After all the excitement of Barkley and their second round pick, guard Will Hernandez, Hill got overlooked. But this third-rounder out of N.C. State has been terrific all summer and won a job on the Giants' new-look defensive line. He's an end in the 3-4, but is basically a defensive tackle who has shown the strength to be an effective run stopper. With Hill, nose tackle Damon Harrison and Dalvin Tomlinson, last year's second-round pick, on the line and Vernon and Martin rushing off the edge, the Giants have a chance to be dominant up front.
The player that can't get hurt: Eli Manning
Not that he ever gets hurt, but if he does the Giants will turn to either Alex Tanney, who has made one NFL start, or Kyle Lauletta, a fourth-round pick who last played for the Richmond Spiders. On the bright side, if Manning got hurt early enough, the Giants would be a lock for a top 5 pick in the 2019 NFL Draft.
Biggest concern: The offensive line
It has been atrocious for several seasons, but is it really any better now? The addition of left tackle Nate Solder (for four years, $62 million) immediately makes it better, especially since it pushes the struggling Ereck Flowers to the right side. The Giants also have enormous, Chris Snee-sized hopes for rookie left guard Hernandez. After that, center Jon Halapio and right guard Patrick Omameh are probably upgrades, but Flowers at right tackle is a mystery. The right side remains a work in progress at best.
Underrated position group: The linebackers.
Yes, the linebackers -- the scourge of the Giants (in general) since the days of Carl Banks and Lawrence Taylor. Finally, in a year when they're switching to a 3-4 (in other words, they need more linebackers) the group is pretty good. They traded for Alec Ogletree -- he and B.J. Goodson can be a terrific tandem in the middle. Vernon (likely to miss the opener with an ankle sprain) moves back to linebacker and he and new-addition Kareem Martin look to be a pass-rushing force. Same for Lorenzo Carter, a third-round pick out of Georgia, who has looked great all summer.
Biggest offseason addition: Nate Solder
He is an enormous upgrade over Flowers and the left tackle anchor the Giants have needed probably since their last Super Bowl team. Even if there are issues on the right side of the line, it will be a huge comfort to Manning if he knows his blindside is protected well for a change.
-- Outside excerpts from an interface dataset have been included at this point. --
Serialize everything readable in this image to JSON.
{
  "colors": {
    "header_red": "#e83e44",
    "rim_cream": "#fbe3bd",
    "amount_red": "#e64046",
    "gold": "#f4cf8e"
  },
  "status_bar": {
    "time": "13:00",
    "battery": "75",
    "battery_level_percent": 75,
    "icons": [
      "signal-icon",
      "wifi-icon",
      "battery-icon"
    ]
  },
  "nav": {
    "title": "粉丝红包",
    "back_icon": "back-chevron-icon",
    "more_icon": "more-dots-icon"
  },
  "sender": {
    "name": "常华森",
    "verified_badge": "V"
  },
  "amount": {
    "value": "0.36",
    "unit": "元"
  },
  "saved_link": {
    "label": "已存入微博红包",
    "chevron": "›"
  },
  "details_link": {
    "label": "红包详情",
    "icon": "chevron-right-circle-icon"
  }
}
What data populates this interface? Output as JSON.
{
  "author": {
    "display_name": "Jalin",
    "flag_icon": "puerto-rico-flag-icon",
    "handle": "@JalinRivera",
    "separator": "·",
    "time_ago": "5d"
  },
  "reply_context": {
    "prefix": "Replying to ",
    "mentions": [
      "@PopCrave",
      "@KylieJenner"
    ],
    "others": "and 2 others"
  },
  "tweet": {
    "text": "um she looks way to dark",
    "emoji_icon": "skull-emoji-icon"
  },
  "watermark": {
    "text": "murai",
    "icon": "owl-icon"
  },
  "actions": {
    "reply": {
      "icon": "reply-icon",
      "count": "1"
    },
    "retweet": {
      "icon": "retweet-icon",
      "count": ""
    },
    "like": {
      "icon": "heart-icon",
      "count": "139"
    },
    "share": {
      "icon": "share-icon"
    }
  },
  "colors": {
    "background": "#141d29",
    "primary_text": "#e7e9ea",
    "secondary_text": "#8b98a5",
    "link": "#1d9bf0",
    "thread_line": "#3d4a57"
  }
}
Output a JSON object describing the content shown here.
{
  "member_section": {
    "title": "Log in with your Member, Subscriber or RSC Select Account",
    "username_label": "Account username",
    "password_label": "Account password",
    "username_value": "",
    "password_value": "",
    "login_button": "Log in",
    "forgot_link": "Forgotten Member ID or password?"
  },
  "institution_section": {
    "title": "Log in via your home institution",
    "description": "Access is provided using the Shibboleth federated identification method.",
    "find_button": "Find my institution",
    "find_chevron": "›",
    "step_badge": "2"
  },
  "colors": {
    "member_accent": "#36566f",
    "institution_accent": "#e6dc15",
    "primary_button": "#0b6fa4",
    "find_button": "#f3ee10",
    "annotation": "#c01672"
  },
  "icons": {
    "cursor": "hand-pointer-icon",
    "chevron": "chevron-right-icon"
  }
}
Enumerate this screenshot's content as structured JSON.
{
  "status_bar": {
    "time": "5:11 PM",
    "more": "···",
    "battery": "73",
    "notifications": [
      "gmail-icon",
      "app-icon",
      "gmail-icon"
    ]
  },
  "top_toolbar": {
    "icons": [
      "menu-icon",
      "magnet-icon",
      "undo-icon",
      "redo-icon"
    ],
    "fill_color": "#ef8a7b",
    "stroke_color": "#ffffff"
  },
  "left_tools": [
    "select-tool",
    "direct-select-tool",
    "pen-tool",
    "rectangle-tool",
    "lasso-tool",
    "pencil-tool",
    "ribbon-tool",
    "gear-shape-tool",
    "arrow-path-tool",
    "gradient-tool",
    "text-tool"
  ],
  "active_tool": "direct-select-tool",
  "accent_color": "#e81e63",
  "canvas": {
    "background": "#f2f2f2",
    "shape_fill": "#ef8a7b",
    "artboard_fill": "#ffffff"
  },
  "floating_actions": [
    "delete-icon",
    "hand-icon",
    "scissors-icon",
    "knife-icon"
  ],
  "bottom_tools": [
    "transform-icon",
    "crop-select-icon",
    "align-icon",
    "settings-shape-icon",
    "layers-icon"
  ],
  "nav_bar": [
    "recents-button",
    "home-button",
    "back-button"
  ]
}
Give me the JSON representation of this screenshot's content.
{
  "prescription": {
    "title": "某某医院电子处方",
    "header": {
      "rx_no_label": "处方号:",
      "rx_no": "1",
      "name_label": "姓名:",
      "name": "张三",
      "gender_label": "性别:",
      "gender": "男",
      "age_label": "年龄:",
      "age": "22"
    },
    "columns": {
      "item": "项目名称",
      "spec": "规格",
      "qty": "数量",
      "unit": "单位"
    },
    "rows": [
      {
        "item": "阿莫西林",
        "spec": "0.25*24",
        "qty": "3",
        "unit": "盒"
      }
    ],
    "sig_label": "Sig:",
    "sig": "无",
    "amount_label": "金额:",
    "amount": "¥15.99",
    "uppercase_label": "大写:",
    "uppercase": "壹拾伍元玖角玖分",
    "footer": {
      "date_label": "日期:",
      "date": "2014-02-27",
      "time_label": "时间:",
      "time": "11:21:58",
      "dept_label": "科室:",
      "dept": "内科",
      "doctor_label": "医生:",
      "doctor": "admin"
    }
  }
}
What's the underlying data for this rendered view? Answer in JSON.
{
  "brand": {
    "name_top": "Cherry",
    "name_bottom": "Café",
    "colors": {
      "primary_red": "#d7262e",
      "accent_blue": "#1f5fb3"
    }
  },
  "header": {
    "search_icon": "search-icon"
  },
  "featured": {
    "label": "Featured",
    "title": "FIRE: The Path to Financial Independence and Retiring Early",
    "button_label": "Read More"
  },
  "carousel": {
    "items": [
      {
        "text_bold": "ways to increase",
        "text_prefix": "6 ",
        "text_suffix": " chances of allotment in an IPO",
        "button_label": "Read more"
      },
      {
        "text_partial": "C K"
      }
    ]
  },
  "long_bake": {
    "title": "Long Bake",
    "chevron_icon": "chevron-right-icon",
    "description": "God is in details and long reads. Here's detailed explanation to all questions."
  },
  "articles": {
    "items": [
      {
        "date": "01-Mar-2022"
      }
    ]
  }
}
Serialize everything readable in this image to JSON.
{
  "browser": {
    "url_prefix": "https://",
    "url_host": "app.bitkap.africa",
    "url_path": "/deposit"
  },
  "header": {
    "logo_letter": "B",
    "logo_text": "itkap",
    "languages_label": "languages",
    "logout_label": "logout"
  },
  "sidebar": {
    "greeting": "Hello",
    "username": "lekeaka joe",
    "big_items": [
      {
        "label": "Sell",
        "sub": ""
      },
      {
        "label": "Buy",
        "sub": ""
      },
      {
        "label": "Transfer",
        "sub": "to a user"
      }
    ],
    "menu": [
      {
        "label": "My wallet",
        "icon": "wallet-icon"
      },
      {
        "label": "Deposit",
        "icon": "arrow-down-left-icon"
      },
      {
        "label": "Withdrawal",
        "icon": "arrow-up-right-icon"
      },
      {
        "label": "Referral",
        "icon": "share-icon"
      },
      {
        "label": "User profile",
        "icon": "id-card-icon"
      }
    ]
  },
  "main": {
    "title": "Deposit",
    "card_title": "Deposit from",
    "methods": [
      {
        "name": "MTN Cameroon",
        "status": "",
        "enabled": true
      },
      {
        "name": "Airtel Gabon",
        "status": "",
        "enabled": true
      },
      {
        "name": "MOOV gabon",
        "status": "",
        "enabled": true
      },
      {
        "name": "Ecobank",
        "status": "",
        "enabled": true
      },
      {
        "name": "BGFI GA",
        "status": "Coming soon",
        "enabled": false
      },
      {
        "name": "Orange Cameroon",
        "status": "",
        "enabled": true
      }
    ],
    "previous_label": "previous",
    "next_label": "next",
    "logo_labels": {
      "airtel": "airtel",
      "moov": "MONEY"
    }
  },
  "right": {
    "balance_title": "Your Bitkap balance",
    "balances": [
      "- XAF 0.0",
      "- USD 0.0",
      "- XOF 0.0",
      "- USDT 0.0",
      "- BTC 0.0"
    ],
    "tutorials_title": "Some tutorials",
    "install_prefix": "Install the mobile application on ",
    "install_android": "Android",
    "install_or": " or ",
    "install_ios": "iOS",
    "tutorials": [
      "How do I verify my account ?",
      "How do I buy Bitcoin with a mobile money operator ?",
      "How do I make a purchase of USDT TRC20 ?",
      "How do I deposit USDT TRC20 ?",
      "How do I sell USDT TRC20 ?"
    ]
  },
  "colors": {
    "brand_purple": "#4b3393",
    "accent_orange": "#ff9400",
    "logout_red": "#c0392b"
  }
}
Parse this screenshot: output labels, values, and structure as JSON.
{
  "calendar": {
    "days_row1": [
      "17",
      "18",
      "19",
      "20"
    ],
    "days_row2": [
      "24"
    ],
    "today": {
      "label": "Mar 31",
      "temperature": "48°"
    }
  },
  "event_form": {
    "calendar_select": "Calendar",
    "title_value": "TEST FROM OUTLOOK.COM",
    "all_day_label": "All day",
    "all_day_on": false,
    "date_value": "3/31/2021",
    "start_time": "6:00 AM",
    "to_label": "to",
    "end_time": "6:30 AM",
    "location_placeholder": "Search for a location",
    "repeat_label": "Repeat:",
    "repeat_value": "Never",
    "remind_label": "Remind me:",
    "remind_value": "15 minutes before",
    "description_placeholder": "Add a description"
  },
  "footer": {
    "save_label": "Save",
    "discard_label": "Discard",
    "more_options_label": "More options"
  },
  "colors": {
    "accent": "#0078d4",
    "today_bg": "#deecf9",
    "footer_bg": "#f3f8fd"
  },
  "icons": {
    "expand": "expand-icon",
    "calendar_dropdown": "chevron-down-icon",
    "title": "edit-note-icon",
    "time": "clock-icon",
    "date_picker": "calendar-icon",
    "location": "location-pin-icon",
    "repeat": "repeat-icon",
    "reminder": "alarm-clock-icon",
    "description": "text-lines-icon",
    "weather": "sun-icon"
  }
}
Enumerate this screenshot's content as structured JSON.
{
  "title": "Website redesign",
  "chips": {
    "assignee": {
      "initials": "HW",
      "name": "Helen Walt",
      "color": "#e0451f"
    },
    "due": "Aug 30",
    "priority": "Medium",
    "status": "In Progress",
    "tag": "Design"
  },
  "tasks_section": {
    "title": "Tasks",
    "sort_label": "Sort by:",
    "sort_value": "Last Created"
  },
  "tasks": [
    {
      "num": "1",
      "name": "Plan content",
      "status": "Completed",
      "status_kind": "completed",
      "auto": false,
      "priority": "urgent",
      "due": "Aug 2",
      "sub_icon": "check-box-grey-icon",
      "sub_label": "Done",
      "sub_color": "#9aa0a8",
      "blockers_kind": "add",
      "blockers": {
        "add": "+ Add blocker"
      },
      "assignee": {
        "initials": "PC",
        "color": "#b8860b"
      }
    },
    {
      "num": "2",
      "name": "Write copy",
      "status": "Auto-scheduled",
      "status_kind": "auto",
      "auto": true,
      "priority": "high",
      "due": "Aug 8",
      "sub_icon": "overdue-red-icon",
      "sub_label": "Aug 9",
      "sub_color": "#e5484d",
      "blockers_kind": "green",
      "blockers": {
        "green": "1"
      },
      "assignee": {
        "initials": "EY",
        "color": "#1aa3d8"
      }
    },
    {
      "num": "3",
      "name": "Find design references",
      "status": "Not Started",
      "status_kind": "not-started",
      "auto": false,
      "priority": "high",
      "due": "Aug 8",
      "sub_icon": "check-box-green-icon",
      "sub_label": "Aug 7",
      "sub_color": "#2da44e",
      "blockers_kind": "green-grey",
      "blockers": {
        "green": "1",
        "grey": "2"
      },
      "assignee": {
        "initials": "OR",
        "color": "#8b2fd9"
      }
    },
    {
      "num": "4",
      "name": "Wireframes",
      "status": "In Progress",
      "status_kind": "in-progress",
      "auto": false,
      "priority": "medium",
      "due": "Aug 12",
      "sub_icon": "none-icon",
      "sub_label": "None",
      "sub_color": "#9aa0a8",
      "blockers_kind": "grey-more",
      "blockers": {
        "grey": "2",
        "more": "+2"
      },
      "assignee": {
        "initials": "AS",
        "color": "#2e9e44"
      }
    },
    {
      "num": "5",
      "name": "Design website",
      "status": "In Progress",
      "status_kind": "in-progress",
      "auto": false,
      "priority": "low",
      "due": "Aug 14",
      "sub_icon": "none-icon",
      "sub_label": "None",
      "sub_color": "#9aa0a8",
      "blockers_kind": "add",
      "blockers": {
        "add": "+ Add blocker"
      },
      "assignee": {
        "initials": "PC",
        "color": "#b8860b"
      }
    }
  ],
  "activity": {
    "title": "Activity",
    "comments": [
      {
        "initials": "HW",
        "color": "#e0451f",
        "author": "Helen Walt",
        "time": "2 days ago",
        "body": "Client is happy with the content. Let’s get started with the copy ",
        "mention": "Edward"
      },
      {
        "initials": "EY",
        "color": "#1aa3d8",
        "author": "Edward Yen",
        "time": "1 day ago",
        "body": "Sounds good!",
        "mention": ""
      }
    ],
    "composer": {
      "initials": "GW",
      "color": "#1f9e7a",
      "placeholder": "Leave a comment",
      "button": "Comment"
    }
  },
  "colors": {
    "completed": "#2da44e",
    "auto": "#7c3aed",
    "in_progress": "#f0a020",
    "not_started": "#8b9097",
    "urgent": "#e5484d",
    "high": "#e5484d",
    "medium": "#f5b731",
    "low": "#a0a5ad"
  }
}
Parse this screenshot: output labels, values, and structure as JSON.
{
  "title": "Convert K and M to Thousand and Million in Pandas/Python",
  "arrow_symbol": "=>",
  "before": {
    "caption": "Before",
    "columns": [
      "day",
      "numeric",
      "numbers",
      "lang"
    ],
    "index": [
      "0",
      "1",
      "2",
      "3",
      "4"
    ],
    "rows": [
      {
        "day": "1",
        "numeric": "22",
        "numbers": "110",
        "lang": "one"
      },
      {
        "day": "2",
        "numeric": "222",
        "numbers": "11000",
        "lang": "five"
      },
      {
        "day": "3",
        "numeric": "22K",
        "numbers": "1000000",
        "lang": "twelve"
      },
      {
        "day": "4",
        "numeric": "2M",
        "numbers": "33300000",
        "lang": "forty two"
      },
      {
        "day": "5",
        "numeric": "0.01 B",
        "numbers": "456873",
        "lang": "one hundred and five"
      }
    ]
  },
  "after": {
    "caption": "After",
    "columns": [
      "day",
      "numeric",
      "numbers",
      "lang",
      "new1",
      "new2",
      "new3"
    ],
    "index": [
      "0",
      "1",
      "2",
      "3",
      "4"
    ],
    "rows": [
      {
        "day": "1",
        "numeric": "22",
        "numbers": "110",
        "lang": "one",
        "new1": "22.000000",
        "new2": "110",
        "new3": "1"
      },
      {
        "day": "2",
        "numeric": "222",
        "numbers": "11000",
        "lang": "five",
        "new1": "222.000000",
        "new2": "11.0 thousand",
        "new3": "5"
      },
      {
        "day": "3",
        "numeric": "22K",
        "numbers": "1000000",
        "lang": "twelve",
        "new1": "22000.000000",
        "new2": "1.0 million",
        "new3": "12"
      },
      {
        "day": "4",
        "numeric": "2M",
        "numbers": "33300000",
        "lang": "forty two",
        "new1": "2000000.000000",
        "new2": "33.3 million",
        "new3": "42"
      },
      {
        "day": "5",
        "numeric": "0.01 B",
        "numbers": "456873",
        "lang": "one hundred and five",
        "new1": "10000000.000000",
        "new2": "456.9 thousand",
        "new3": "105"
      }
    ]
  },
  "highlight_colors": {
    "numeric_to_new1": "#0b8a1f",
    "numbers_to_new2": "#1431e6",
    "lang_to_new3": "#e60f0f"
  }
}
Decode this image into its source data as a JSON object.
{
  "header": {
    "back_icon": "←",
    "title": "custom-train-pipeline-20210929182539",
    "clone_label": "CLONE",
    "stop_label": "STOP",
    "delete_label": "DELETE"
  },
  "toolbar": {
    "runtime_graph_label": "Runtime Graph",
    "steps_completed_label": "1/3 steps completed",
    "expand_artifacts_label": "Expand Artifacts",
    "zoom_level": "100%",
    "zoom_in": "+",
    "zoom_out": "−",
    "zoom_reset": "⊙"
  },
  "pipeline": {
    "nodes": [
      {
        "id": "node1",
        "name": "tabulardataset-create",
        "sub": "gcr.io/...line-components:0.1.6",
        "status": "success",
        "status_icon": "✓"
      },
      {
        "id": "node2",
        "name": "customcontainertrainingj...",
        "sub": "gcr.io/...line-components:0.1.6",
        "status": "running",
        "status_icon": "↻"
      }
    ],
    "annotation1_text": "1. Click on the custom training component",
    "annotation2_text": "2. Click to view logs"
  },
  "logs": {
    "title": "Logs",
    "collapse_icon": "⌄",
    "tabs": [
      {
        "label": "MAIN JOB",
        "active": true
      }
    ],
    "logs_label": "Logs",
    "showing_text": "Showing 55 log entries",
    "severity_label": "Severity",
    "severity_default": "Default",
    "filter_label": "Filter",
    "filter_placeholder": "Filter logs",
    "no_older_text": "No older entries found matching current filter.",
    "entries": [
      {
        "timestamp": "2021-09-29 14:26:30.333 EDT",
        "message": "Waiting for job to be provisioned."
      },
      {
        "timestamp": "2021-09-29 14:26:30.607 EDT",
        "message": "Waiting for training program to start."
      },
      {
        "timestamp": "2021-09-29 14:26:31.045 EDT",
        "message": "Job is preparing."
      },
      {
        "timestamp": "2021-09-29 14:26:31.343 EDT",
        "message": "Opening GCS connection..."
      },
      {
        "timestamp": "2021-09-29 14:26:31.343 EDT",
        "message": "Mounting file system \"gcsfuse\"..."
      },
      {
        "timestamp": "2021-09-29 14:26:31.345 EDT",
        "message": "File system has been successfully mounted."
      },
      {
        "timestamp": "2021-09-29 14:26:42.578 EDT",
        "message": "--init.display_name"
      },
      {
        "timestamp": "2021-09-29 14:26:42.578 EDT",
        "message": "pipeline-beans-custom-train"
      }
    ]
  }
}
Biggest offseason loss: Dominique Rodgers-Cromartie
He had his issues last year -- he was suspended for a game for violating team rules and he clashed with McAdoo -- but he was well-respected by his teammates, had become a veteran leader and still could play in a limited role. He's on the decline, so he's not a huge loss, but it's amplified because the Giants are very thin at cornerback without him.